▼

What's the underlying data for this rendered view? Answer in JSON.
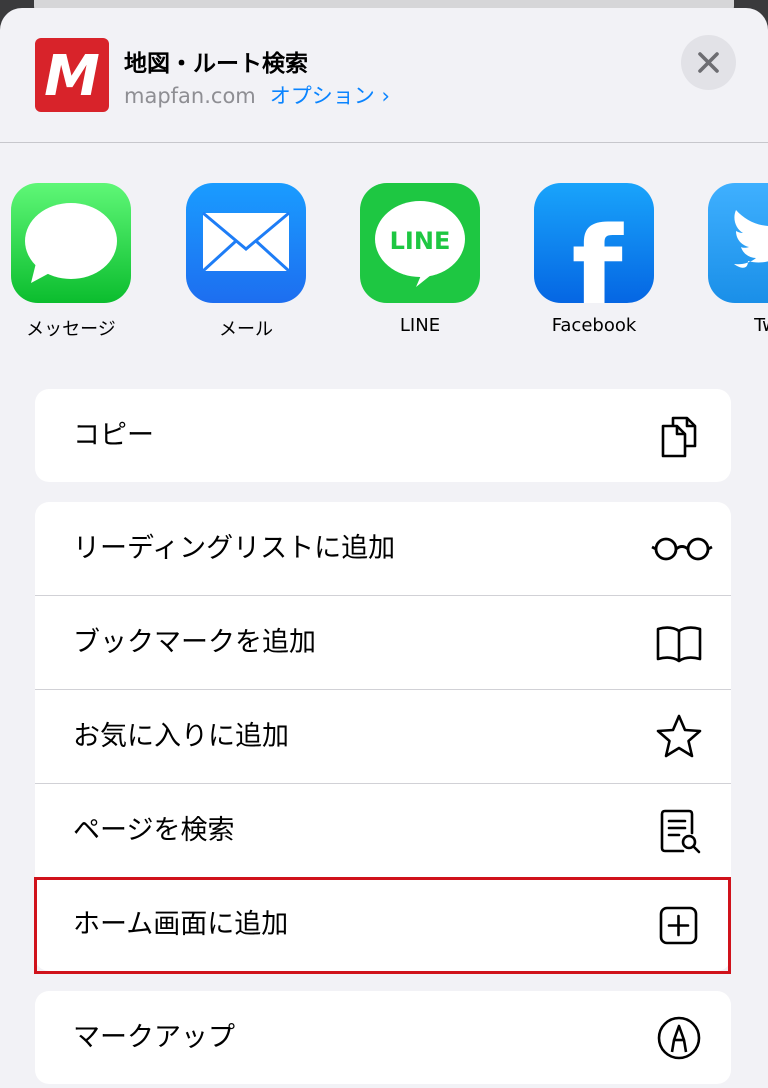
{
  "header": {
    "title": "地図・ルート検索",
    "domain": "mapfan.com",
    "options_label": "オプション",
    "app_icon_letter": "M",
    "brand_color": "#d8232a"
  },
  "share_apps": [
    {
      "label": "メッセージ",
      "icon": "messages-icon"
    },
    {
      "label": "メール",
      "icon": "mail-icon"
    },
    {
      "label": "LINE",
      "icon": "line-icon",
      "icon_text": "LINE"
    },
    {
      "label": "Facebook",
      "icon": "facebook-icon",
      "icon_text": "f"
    },
    {
      "label": "Twi",
      "icon": "twitter-icon"
    }
  ],
  "actions": {
    "copy": "コピー",
    "reading_list": "リーディングリストに追加",
    "bookmark": "ブックマークを追加",
    "favorites": "お気に入りに追加",
    "find_on_page": "ページを検索",
    "add_to_home": "ホーム画面に追加",
    "markup": "マークアップ"
  },
  "accent_color": "#0a84ff",
  "highlight_color": "#d0121b"
}
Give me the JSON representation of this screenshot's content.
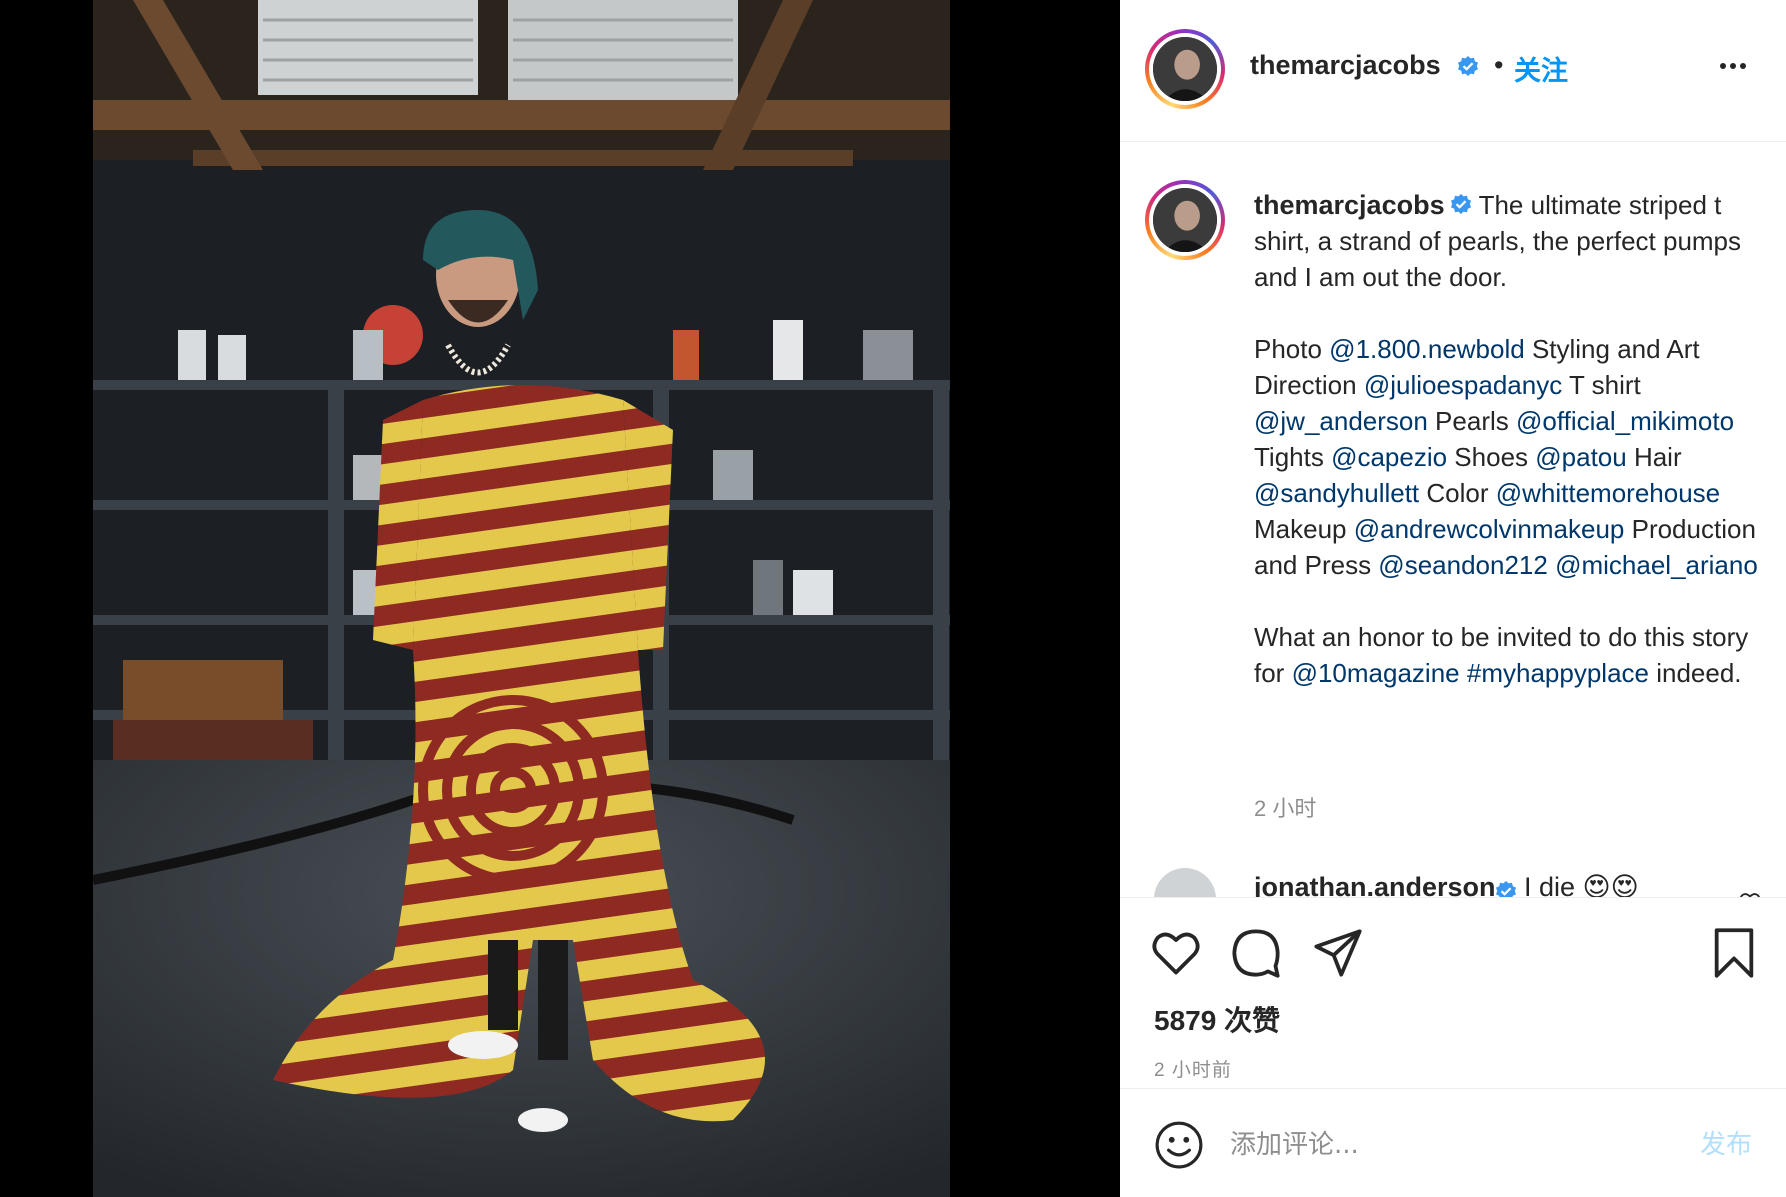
{
  "post": {
    "username": "themarcjacobs",
    "follow_label": "关注",
    "dot": "•",
    "caption": {
      "intro": "The ultimate striped t shirt, a strand of pearls, the perfect pumps and I am out the door.",
      "credits": [
        {
          "t": "Photo ",
          "m": false
        },
        {
          "t": "@1.800.newbold",
          "m": true
        },
        {
          "t": " Styling and Art Direction ",
          "m": false
        },
        {
          "t": "@julioespadanyc",
          "m": true
        },
        {
          "t": " T shirt ",
          "m": false
        },
        {
          "t": "@jw_anderson",
          "m": true
        },
        {
          "t": " Pearls ",
          "m": false
        },
        {
          "t": "@official_mikimoto",
          "m": true
        },
        {
          "t": " Tights ",
          "m": false
        },
        {
          "t": "@capezio",
          "m": true
        },
        {
          "t": " Shoes ",
          "m": false
        },
        {
          "t": "@patou",
          "m": true
        },
        {
          "t": " Hair ",
          "m": false
        },
        {
          "t": "@sandyhullett",
          "m": true
        },
        {
          "t": " Color ",
          "m": false
        },
        {
          "t": "@whittemorehouse",
          "m": true
        },
        {
          "t": " Makeup ",
          "m": false
        },
        {
          "t": "@andrewcolvinmakeup",
          "m": true
        },
        {
          "t": " Production and Press ",
          "m": false
        },
        {
          "t": "@seandon212",
          "m": true
        },
        {
          "t": " ",
          "m": false
        },
        {
          "t": "@michael_ariano",
          "m": true
        }
      ],
      "outro_parts": [
        {
          "t": "What an honor to be invited to do this story for ",
          "m": false
        },
        {
          "t": "@10magazine",
          "m": true
        },
        {
          "t": " ",
          "m": false
        },
        {
          "t": "#myhappyplace",
          "m": true
        },
        {
          "t": " indeed.",
          "m": false
        }
      ],
      "time": "2 小时"
    },
    "next_comment": {
      "username": "jonathan.anderson",
      "text": "I die 😍😍"
    },
    "likes": "5879 次赞",
    "time": "2 小时前",
    "comment_box": {
      "placeholder": "添加评论...",
      "post_label": "发布"
    }
  },
  "colors": {
    "accent": "#0095f6",
    "mention": "#00376b",
    "muted": "#8e8e8e",
    "verified": "#3897f0",
    "post_disabled": "#b2dffc"
  },
  "icons": [
    "heart-icon",
    "comment-icon",
    "share-icon",
    "bookmark-icon",
    "more-icon",
    "emoji-icon",
    "verified-badge-icon"
  ]
}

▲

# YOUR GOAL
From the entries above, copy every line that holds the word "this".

# RESULT
What's the underlying data for this rendered view? Answer in JSON.
Give me the JSON representation of this screenshot's content.
          "t": "What an honor to be invited to do this story for ",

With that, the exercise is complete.